START INPUT

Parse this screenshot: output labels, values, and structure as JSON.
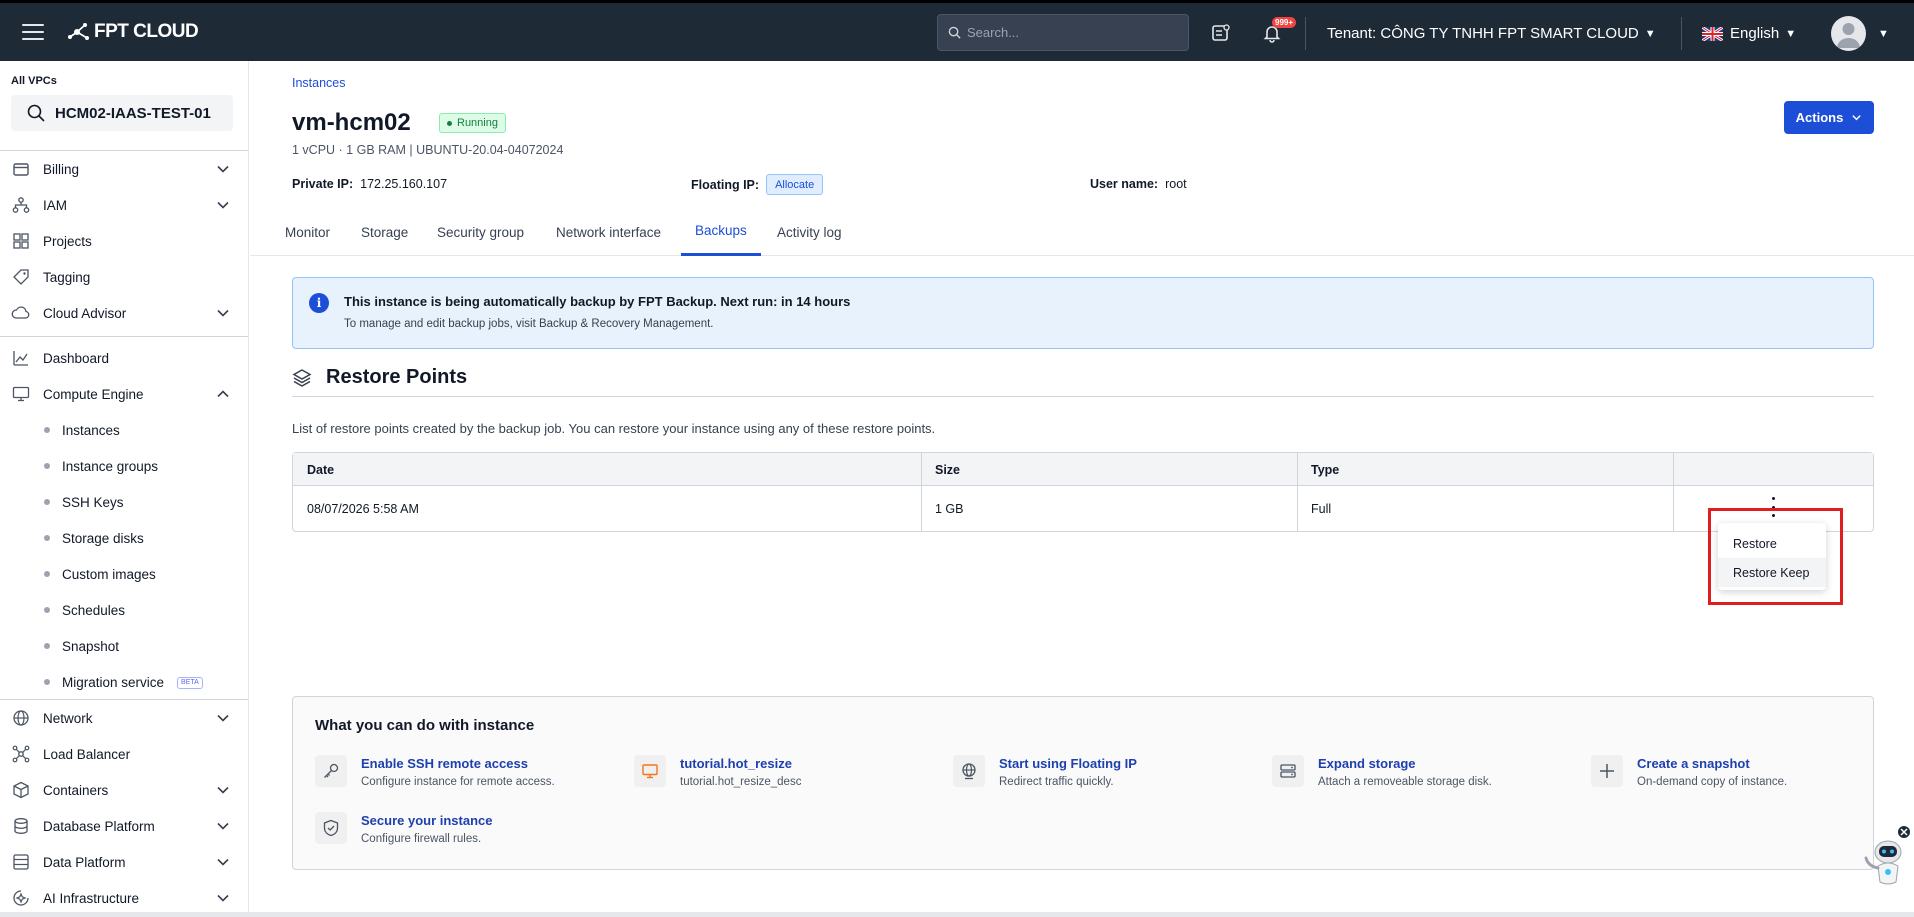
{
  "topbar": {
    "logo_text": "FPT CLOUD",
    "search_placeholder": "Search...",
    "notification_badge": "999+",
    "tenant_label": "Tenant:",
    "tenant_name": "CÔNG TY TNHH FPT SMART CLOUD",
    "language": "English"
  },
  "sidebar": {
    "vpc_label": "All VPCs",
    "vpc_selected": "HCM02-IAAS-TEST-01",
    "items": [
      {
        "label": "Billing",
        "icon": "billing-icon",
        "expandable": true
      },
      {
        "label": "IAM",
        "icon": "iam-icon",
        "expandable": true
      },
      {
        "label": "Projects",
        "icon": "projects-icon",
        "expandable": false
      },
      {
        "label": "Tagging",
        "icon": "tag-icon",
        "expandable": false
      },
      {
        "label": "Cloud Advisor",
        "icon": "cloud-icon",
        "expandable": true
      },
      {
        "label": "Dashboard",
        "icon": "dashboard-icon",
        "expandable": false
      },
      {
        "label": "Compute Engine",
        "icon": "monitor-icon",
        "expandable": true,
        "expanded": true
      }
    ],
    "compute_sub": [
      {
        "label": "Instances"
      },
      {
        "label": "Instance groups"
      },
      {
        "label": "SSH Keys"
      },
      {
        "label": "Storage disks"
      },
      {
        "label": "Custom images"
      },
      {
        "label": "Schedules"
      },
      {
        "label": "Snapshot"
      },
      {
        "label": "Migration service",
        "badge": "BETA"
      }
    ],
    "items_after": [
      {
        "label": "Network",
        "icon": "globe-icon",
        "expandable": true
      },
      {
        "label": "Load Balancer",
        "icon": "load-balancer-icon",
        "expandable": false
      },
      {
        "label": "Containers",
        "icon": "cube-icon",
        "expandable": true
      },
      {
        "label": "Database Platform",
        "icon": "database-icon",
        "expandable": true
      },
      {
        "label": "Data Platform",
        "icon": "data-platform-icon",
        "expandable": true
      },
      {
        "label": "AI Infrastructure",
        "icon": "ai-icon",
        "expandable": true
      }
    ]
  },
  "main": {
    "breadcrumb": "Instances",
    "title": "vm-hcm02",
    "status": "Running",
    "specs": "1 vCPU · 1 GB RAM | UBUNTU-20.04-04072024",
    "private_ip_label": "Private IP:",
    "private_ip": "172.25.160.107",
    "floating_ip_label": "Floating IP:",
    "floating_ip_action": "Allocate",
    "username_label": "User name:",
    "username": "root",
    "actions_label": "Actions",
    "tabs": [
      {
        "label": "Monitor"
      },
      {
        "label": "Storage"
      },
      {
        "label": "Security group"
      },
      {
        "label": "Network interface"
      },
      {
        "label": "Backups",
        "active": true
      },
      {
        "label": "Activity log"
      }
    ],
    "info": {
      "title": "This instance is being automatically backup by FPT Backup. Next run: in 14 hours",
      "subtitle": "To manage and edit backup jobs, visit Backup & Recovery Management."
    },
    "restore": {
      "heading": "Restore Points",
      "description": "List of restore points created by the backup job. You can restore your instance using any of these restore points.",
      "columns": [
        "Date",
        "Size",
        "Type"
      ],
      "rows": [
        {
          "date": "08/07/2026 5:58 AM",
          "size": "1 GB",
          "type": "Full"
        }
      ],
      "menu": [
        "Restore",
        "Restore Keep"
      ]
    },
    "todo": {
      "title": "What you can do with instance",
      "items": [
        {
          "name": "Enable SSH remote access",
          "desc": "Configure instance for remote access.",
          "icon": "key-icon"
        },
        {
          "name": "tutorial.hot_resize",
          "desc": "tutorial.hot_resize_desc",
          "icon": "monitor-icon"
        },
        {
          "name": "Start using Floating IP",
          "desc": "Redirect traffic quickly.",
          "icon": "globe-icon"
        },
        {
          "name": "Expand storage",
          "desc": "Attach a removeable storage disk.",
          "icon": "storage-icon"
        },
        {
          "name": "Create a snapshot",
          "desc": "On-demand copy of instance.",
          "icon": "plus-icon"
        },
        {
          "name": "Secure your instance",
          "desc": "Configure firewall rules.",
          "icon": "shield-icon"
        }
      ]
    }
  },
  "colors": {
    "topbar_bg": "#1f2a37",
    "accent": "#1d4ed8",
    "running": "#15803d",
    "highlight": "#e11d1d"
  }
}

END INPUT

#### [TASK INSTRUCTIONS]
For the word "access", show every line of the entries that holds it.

#### [WRITTEN REPLY]
          "name": "Enable SSH remote access",
          "desc": "Configure instance for remote access.",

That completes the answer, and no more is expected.